They say the authority has been planning for budget cuts since the credit crunch first began to bite, as they were expecting public sector funding to take a hit.

Coun Watson, however, admitted he was concerned about the level of cuts facing the council’s coffers.

He said: “I really do feel we’re teetering on the brink with the level of cuts over the next four years. Unless we get some sort of mitigation we’re certainly going to find it difficult.”

Coun Watson said the Coalition Government had vowed no council would lose more than 8.9 per cent of its spending power, and Sunderland’s settlement led to an 8.88 per cent drop.

He explained the Government had since dropped the threshold to 8.8 per cent, allowing it access to extra funding.

Mr Neill published the final Local Government Finance Settlement for 2011/12 on Monday.

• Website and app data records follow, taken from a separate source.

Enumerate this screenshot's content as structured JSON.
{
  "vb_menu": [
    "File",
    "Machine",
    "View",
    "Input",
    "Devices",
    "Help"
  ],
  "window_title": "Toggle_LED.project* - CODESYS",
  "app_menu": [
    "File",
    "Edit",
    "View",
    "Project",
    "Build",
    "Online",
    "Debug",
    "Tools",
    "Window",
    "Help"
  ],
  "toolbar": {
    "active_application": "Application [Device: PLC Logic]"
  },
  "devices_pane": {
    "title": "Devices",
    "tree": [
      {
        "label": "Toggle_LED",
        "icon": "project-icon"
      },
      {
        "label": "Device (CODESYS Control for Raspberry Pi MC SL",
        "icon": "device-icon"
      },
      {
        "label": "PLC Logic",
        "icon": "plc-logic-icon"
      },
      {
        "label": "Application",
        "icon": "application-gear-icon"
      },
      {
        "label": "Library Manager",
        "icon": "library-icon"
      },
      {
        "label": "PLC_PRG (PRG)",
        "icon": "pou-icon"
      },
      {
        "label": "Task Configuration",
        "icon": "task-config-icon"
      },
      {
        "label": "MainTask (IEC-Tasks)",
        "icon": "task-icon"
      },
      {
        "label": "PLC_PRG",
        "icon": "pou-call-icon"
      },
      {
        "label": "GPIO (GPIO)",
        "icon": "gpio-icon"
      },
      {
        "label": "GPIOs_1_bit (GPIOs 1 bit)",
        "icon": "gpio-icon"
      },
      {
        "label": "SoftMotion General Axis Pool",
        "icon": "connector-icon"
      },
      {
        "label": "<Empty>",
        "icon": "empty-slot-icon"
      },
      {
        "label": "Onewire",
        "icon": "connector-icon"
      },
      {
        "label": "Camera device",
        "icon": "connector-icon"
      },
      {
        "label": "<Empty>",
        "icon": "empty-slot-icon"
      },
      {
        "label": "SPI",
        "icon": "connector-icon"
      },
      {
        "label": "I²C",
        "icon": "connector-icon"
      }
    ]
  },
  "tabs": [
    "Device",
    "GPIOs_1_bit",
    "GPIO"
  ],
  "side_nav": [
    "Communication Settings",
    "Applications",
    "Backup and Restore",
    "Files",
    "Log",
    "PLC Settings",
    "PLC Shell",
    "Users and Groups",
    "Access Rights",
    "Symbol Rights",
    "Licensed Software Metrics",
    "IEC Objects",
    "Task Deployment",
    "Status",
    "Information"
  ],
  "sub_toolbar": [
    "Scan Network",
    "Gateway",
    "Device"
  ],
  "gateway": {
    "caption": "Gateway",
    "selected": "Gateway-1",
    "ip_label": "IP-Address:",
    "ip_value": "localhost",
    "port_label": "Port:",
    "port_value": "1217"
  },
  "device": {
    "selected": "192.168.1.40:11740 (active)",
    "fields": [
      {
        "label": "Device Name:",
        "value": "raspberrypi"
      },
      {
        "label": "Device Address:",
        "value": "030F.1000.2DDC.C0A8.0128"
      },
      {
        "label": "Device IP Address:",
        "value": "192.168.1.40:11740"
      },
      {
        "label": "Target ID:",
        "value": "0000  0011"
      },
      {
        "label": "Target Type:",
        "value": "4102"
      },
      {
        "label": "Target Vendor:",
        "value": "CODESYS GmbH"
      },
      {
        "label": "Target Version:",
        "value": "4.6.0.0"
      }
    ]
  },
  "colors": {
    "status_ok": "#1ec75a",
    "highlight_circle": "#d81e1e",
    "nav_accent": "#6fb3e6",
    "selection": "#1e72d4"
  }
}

To address concerns about the impact on front-line services of council spending cuts, he revealed a series of minor amendments to the provisional settlement announced in December.

The six other councils to get extra cash are Aylesbury Vale, Babergh, Bradford, Mansfield, Rossendale and Salford.

Chancellor George Osborne announced a 27 per cent, front-loaded, four-year cut to Whitehall grants to councils in his spending review last October.

After councils worst affected by the cuts voiced their concerns, however, Local Government Secretary Eric Pickles found an extra £85million to ease the burden on thm.

After this week’s rejig, the total transitional funding now made available to councils has reached £96million.

Mr Neill said: “We urgently need to reduce the country’s public spending and Local Government accounts for around a quarter of all public expenditure, so councils have a big part to play.

“We have listened to views and looked hard at the figures and have pushed more money to those most dependent on grant so now no council will face a reduction of more than 8.8 per cent.

“These extra steps once again show we have worked to deliver a fair and progressive approach that directs grant to where it is most needed – the vulnerable and needy – whilst protecting taxpayers.”

Mr Pickles added: “This goes hand in hand with the new localism powers and spending freedoms we are handing councils so they can be as efficient and effective as possible with public funds, rooting out waste and focusing on frontline public services.”